• Lasswell, Harold Dwight. 1936. Politics: Who Gets What, When and How? New York: McGraw Hill Book Company.
• Carnesale, Albert and Michael Nacht. 1976. ‘Forward’. International Security 1(1): 2.
• Booth, Ken. 1991. ‘Security and Emancipation’. Review of International Studies 17(4): 313326.
• McDonald, Matt. 2012. Security, the Environment and Emancipation: Contestation over Environmental Change. London: Routledge
The Rana dynasty was a Khas dynasty which claimed Rajput ancestry which ruled the Kingdom of Nepal from 1846 until 1951, reducing the Shah monarch to a figurehead and making Prime Minister and other government positions hereditary.
The Shah Dynasty was the ruling dynasty of the Gorkha Kingdom until 1768 and of the Kingdom of Nepal from 1768 to May 28, 2008. The dynasty claimed ancestry in the Parmara clan of Rajputs of Rajasthan India.
King Gyanendra on February 1, 2005 sacked the interim government, suspended civil liberties and imposed emergency rule and took over the government under his leadership and put the major political party leaders under house arrest. The International community including India was against this move and referred it as a serious blow to the democracy in Nepal.
There is a long tradition of exchange of high-level goodwill visits between the two armies. It began in 1950 with the visit of former Indian army chief Gen K M Cariappa. On such goodwill visits, both Army Chiefs of Nepal and India would be conferred with honorary title of Chief of each other’s military due to the historic connection between Nepal and India.

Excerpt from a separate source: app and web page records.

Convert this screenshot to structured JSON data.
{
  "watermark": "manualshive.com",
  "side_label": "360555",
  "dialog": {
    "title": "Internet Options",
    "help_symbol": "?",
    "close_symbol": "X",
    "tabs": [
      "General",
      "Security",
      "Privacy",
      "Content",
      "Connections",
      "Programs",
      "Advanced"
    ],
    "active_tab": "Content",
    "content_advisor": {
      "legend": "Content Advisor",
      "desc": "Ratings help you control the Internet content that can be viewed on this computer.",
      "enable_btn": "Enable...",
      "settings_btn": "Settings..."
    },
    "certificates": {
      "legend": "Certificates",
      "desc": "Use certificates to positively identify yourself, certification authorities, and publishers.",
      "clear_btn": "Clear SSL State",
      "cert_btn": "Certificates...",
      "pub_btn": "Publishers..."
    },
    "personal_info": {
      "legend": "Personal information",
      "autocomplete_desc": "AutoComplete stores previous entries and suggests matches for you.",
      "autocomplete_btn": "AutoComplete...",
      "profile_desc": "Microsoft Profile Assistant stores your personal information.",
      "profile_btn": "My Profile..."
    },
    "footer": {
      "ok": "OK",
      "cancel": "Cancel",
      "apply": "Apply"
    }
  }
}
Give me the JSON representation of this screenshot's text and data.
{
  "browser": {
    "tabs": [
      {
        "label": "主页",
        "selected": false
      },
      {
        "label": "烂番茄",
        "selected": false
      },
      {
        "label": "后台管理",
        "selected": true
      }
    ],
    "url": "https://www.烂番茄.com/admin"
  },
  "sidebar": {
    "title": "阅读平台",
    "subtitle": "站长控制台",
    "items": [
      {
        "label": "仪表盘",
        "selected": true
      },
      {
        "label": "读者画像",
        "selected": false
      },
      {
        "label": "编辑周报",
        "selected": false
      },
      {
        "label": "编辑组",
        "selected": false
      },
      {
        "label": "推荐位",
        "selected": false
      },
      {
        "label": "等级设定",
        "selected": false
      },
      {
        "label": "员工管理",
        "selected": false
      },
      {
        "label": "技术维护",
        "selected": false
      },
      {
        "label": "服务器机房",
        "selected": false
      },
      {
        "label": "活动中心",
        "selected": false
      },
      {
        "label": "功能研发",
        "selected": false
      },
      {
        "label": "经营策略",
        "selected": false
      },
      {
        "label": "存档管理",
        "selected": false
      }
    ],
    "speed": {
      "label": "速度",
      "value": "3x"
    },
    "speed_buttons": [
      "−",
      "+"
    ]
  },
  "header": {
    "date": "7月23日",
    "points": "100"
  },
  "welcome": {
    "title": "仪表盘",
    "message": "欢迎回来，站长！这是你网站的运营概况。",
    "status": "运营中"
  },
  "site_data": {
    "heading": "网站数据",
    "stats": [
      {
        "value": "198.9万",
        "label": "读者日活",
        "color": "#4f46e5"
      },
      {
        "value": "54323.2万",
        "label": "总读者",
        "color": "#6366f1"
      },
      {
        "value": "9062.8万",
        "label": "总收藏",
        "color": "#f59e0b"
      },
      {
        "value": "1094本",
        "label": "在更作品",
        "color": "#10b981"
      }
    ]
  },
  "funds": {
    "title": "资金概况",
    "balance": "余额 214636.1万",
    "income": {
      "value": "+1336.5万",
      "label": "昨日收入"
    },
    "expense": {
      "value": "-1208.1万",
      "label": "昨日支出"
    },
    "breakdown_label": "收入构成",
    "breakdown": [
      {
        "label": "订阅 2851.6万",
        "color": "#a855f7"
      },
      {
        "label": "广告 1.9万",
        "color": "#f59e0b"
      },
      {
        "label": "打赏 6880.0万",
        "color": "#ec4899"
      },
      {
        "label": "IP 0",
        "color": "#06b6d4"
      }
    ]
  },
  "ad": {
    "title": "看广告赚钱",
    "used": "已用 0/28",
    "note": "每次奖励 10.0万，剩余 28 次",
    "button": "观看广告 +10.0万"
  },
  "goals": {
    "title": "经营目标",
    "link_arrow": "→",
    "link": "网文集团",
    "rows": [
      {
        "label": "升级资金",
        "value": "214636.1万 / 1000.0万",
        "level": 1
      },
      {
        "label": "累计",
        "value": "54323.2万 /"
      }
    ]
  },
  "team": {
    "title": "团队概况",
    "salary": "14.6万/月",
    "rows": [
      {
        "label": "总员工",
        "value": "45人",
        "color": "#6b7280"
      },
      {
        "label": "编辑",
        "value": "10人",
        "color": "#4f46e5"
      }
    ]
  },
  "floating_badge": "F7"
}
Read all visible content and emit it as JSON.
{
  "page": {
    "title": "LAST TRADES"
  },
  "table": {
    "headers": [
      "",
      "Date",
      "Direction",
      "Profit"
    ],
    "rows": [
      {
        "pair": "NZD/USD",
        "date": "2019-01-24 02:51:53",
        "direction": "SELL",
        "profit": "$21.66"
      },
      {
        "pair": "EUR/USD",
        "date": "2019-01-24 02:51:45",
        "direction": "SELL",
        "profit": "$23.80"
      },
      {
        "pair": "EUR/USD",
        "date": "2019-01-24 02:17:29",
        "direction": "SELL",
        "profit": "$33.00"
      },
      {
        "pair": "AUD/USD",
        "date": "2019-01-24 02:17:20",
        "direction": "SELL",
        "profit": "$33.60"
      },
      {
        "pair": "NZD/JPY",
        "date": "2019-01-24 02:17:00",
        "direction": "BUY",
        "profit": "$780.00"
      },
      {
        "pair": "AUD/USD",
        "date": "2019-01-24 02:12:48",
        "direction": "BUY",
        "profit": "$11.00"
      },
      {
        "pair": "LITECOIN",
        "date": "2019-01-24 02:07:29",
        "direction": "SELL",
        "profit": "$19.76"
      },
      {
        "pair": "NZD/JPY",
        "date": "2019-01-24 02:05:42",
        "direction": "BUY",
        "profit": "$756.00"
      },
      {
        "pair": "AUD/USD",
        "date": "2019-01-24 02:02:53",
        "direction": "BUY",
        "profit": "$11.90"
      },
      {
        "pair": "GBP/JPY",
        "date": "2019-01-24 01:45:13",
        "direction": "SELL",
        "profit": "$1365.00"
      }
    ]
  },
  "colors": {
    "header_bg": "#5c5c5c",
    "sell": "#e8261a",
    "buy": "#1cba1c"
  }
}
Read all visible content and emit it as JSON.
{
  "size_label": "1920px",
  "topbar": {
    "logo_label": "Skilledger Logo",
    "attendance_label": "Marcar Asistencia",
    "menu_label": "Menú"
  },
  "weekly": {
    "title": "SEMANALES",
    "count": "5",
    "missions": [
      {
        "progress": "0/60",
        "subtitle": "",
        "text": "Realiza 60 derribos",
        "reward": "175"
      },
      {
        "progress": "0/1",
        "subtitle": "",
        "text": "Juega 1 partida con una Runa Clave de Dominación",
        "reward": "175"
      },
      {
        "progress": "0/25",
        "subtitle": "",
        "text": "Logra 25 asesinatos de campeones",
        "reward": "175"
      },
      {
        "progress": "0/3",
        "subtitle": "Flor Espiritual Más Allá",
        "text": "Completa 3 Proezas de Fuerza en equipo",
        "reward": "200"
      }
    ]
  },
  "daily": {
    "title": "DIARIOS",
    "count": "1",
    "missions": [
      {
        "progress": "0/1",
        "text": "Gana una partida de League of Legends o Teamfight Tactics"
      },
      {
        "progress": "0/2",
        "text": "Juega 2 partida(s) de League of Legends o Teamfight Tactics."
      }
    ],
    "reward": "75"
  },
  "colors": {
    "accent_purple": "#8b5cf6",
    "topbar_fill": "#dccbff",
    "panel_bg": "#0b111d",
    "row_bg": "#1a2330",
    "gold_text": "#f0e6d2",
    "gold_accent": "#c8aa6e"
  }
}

• Samata, Pranab Dahal. 2008. “Pro-China Centers, calling for reduced ties